____ Material provided
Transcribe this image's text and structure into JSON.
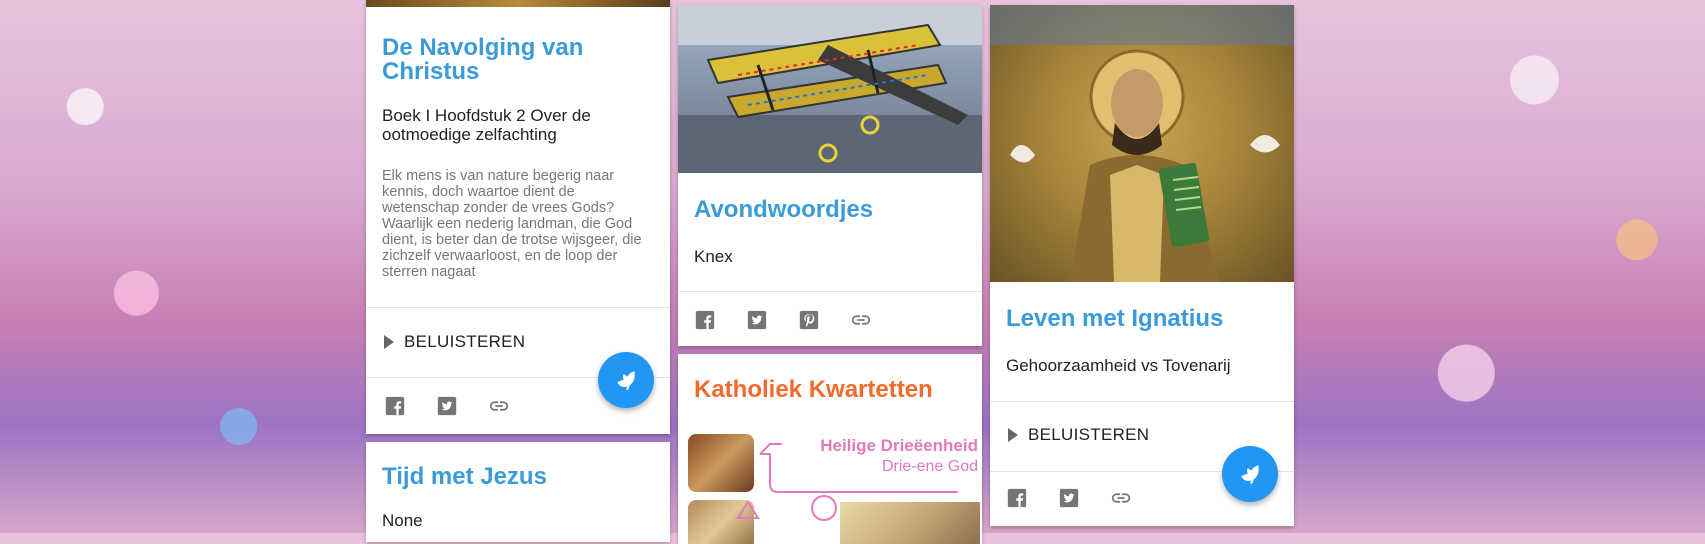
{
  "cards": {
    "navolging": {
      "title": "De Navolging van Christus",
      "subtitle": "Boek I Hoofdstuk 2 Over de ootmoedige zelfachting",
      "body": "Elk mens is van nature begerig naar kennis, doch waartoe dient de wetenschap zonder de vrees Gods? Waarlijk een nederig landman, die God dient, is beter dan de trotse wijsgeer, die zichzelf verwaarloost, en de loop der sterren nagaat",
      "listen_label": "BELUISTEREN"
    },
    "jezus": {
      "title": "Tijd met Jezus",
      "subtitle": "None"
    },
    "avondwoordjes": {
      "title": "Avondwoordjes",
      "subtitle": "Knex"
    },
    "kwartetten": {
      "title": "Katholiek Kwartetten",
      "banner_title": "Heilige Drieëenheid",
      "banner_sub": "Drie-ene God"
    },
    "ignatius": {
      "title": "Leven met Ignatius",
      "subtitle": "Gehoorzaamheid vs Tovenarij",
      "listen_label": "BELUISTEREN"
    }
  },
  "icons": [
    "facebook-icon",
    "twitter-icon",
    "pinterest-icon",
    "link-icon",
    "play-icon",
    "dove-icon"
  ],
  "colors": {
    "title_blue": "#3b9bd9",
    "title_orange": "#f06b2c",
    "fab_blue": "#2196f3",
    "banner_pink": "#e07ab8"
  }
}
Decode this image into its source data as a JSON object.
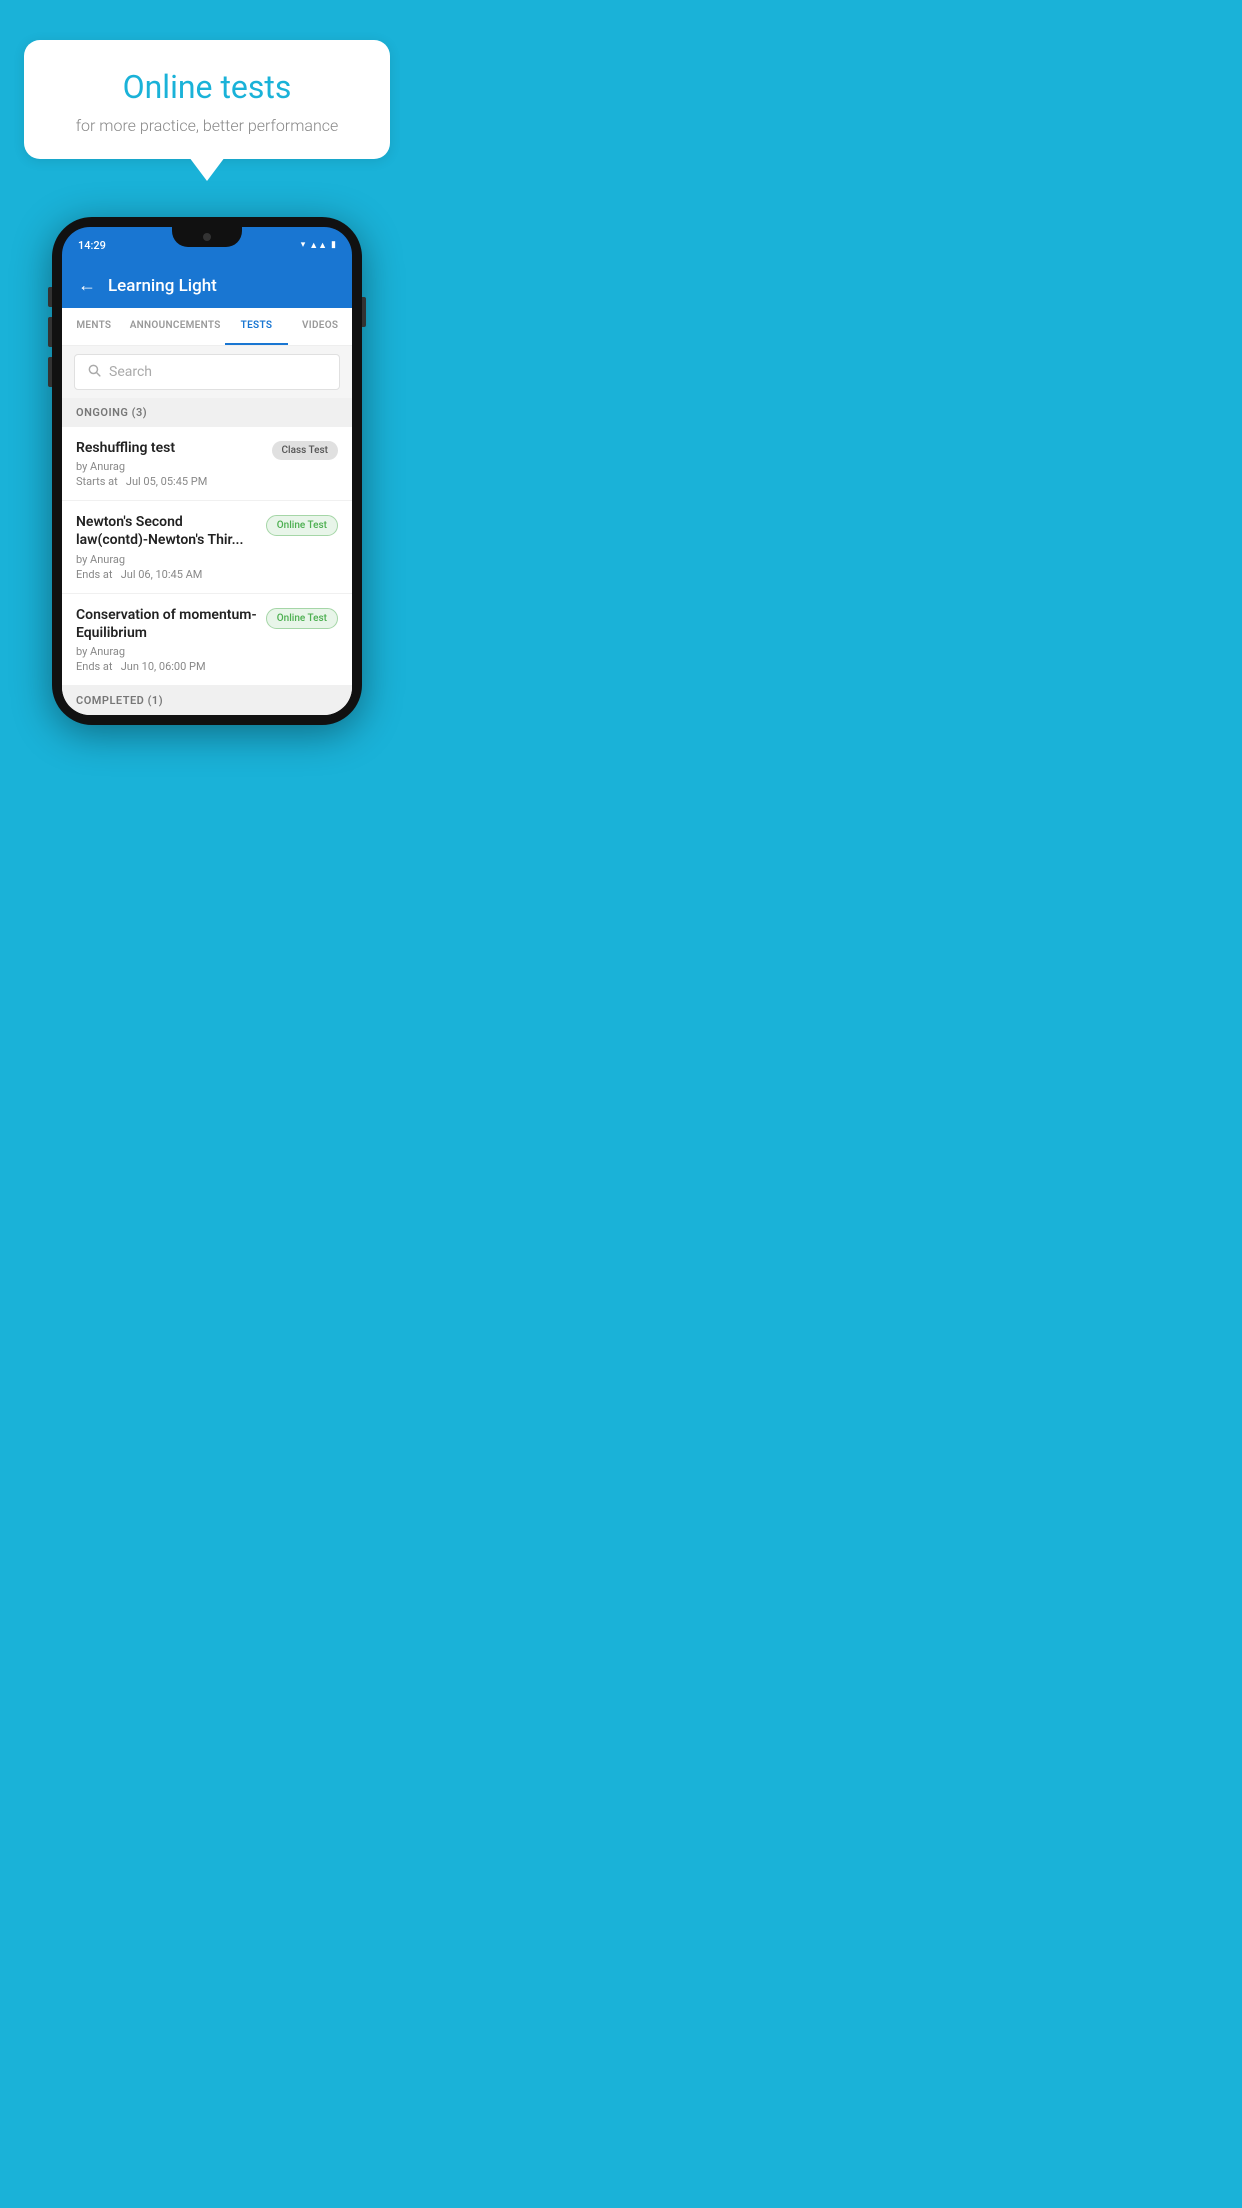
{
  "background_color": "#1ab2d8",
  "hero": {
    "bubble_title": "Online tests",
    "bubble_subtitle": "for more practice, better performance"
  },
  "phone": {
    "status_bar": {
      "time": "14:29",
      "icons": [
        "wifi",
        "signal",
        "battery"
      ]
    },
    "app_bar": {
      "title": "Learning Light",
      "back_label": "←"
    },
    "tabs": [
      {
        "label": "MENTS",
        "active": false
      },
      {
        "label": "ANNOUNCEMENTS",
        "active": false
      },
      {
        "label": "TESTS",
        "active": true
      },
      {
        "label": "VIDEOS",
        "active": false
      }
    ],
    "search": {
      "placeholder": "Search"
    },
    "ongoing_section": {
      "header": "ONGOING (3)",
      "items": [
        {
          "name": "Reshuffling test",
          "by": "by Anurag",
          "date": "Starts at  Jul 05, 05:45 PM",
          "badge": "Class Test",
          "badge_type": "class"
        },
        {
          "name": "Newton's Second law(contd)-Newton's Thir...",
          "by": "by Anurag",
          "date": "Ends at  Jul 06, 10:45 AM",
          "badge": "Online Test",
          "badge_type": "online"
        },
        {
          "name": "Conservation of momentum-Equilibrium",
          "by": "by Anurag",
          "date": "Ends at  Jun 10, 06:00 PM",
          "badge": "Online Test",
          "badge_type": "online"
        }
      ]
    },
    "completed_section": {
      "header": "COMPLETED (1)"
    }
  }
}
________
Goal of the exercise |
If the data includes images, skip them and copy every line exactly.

Result below |
Transcribe this image's text and structure into JSON.
{
  "cards": {
    "navolging": {
      "title": "De Navolging van Christus",
      "subtitle": "Boek I Hoofdstuk 2 Over de ootmoedige zelfachting",
      "body": "Elk mens is van nature begerig naar kennis, doch waartoe dient de wetenschap zonder de vrees Gods? Waarlijk een nederig landman, die God dient, is beter dan de trotse wijsgeer, die zichzelf verwaarloost, en de loop der sterren nagaat",
      "listen_label": "BELUISTEREN"
    },
    "jezus": {
      "title": "Tijd met Jezus",
      "subtitle": "None"
    },
    "avondwoordjes": {
      "title": "Avondwoordjes",
      "subtitle": "Knex"
    },
    "kwartetten": {
      "title": "Katholiek Kwartetten",
      "banner_title": "Heilige Drieëenheid",
      "banner_sub": "Drie-ene God"
    },
    "ignatius": {
      "title": "Leven met Ignatius",
      "subtitle": "Gehoorzaamheid vs Tovenarij",
      "listen_label": "BELUISTEREN"
    }
  },
  "icons": [
    "facebook-icon",
    "twitter-icon",
    "pinterest-icon",
    "link-icon",
    "play-icon",
    "dove-icon"
  ],
  "colors": {
    "title_blue": "#3b9bd9",
    "title_orange": "#f06b2c",
    "fab_blue": "#2196f3",
    "banner_pink": "#e07ab8"
  }
}
Decode this image into its source data as a JSON object.
{
  "background_color": "#1ab2d8",
  "hero": {
    "bubble_title": "Online tests",
    "bubble_subtitle": "for more practice, better performance"
  },
  "phone": {
    "status_bar": {
      "time": "14:29",
      "icons": [
        "wifi",
        "signal",
        "battery"
      ]
    },
    "app_bar": {
      "title": "Learning Light",
      "back_label": "←"
    },
    "tabs": [
      {
        "label": "MENTS",
        "active": false
      },
      {
        "label": "ANNOUNCEMENTS",
        "active": false
      },
      {
        "label": "TESTS",
        "active": true
      },
      {
        "label": "VIDEOS",
        "active": false
      }
    ],
    "search": {
      "placeholder": "Search"
    },
    "ongoing_section": {
      "header": "ONGOING (3)",
      "items": [
        {
          "name": "Reshuffling test",
          "by": "by Anurag",
          "date": "Starts at  Jul 05, 05:45 PM",
          "badge": "Class Test",
          "badge_type": "class"
        },
        {
          "name": "Newton's Second law(contd)-Newton's Thir...",
          "by": "by Anurag",
          "date": "Ends at  Jul 06, 10:45 AM",
          "badge": "Online Test",
          "badge_type": "online"
        },
        {
          "name": "Conservation of momentum-Equilibrium",
          "by": "by Anurag",
          "date": "Ends at  Jun 10, 06:00 PM",
          "badge": "Online Test",
          "badge_type": "online"
        }
      ]
    },
    "completed_section": {
      "header": "COMPLETED (1)"
    }
  }
}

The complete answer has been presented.